Did your gas water heater suddenly stop working? Chances are the pilot light, which ignites the gas burner on your hot water heater, has gone out. If it has, you can try re-igniting it according to your water heater label. If the pilot light keeps going out, there are a number of potential problems to check.
- A bad thermocouple
The thermocouple allows gas to flow to the burner when it senses heat from the pilot. If it detects an unlit pilot, it automatically turns off the gas as a safety precaution. The thermocouple may stop operating if it is dirty, bent or damaged.
Dirt and grime can be cleaned off using a piece of sandpaper. If the thermocouple is bent far away from the pilot, you can simply bend it back to its original position, making sure it is close enough to the flame. The pilot light should appear blue in colour. If there is no clear sign of dirt accumulation or bending, then the device may simply be broken and needs replacing. This can be checked using a multimeter which tests the voltage coming from the device.
In theory, replacing a bad thermocouple is easy and only takes a few steps:
- Turn off the gas valve – do a quarter turn such that the handle is at a right angle to the pipe.
- Unscrew the nuts on the gas, thermocouple and pilot lines.
- Turn off the shutoff valve
- Remove the gas control and pilot light burner assembly
- Use a flat blade screwdriver to pry the spring clip on the thermocouple head and pull out the old thermocouple from the bracket.
- Install the new thermocouple (this should be the same type, size and length).
- Slide the burner assembly back in and reattach all three lines to the control valve.
- Relight the pilot, following the instructions carefully
- Reset gas control and refit access cover.
It is important to test for gas leaks, especially when replacing a thermocouple. When the gas burner turns on, soak a sponge in a 50-50 water/dish soap solution and wet the screw joints – air bubbles will indicate a leak.
A word of caution: before cleaning or cleaning, make sure to turn off the gas and wait for the thermocouple to cool to the touch. There will be a faint gas smell when you remove the gas lines, but this should dissipate within seconds. If the smell lingers, you should call your gas utility.
Working with gas carries a lot of safety risks, which is why we don’t recommend doing this operation yourself. It’s always best to err on the side of caution. Also, some hot water heaters also have a closed burner chamber that is difficult access, so it’s better to just call in a registered gas fitter.

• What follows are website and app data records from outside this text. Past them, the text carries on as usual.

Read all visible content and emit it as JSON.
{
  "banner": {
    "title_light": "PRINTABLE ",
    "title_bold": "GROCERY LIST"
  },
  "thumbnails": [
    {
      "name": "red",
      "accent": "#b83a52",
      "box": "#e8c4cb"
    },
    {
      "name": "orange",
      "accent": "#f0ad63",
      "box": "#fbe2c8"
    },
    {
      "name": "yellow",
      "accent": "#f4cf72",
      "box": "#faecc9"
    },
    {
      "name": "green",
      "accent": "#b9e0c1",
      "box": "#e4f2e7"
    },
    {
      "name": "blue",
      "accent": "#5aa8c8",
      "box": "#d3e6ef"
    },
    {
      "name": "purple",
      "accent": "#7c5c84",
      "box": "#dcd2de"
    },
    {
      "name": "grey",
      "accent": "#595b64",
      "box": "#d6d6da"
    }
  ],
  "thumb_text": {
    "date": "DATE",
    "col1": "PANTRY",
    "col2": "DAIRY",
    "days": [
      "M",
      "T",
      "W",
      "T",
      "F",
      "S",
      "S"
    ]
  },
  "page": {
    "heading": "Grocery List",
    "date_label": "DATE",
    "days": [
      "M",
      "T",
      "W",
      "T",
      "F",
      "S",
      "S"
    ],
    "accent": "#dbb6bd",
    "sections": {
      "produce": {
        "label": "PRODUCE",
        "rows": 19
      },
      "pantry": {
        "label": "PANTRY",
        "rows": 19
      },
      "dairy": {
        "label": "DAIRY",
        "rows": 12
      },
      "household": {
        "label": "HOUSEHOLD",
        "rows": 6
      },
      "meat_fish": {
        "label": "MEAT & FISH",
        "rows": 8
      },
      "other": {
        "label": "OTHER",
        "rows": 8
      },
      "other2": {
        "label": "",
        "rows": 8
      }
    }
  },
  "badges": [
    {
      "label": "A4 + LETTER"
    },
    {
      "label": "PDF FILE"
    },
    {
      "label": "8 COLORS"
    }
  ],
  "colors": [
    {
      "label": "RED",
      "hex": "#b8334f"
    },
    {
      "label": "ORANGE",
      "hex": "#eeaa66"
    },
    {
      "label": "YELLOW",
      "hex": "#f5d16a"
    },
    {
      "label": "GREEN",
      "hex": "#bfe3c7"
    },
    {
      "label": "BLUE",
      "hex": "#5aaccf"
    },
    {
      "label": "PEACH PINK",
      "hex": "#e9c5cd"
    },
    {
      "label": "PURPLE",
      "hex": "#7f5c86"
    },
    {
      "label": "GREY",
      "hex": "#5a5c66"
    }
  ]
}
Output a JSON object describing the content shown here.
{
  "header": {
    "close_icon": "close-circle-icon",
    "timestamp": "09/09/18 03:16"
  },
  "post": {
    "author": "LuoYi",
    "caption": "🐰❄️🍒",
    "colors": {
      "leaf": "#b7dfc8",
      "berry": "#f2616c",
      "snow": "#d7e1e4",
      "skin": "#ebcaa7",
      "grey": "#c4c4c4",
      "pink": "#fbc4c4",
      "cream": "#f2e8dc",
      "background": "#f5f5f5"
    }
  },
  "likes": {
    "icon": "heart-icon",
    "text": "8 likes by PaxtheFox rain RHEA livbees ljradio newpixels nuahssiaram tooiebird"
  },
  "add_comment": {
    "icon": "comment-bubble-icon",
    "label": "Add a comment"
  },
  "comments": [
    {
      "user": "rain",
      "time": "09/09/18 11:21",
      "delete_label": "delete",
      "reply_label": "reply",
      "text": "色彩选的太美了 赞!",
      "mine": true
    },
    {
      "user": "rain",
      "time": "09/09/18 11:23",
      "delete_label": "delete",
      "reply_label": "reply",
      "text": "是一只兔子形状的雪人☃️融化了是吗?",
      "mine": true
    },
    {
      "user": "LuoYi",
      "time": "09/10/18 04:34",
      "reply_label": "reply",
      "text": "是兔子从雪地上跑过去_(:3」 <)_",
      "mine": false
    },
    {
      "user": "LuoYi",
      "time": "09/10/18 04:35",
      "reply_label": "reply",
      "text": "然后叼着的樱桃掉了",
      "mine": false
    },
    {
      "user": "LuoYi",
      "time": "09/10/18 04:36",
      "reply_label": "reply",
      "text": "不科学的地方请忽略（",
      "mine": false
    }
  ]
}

Another thing is that, in some older models, the thermocouple can’t be replaced due to the unavailability or discontinuation of spare parts. Here at Hot Water Cylinders, we replace thermocouple on any brand, with the exception of Rheem.
- Flex tube problems
If the thermocouple checks out, you might want to check for flex tube issues. Sometimes, this tubing gets kinked in places, which disrupts the gas flow and prevents proper pilot operation. Unkinking may resolve the issue. But if it fails, you’ll likely need a new flex tube.
- Dirty pilot tube
If the thermocouple isn’t to blame, try checking the pilot tube. There might be dirt and grime buildup that obstructs the flow of gas. Unlike a broken thermocouple, a filthy pilot tube is much simpler to fix.
To start the process, turn off the gas and wait for the pilot to cool. Then, take a needle and clean the tube making sure to take out any blockage. After cleaning, turn the heater on and check if the pilot light will ignite. If it doesn’t repeat the process until everything works fine again.
- Main control valve issues
When all other issues are ruled out, the last thing you could check is the main control valve. It is rare for main control valves to go out but it is still possible. If you get a good result after testing the thermocouple using a multimeter, then a bad main control valve might be the culprit.
- Gas regulator issues
The gas regulator basically works by opening to let higher-pressure gas into the system and quickly shutting down when the “downstream” pressure reaches the desired level. The moving parts in this device are constantly in use and, hence, are prone to wear and tear. If the gas regulator is worn out, you’ll notice the pilot on your water heater, furnace and other gas appliances snuffing.
Other possibilities include a leak that is causing the burner to extinguish, an ignition that needs replacing or intermittent low gas pressure due to system fluctuations.
It’s a tall list of things to remember for the uninitiated, but a licensed gas fitter will have the expertise to find and fix the issue quickly and safely. They will also keep you from making errors that might make your warranty void.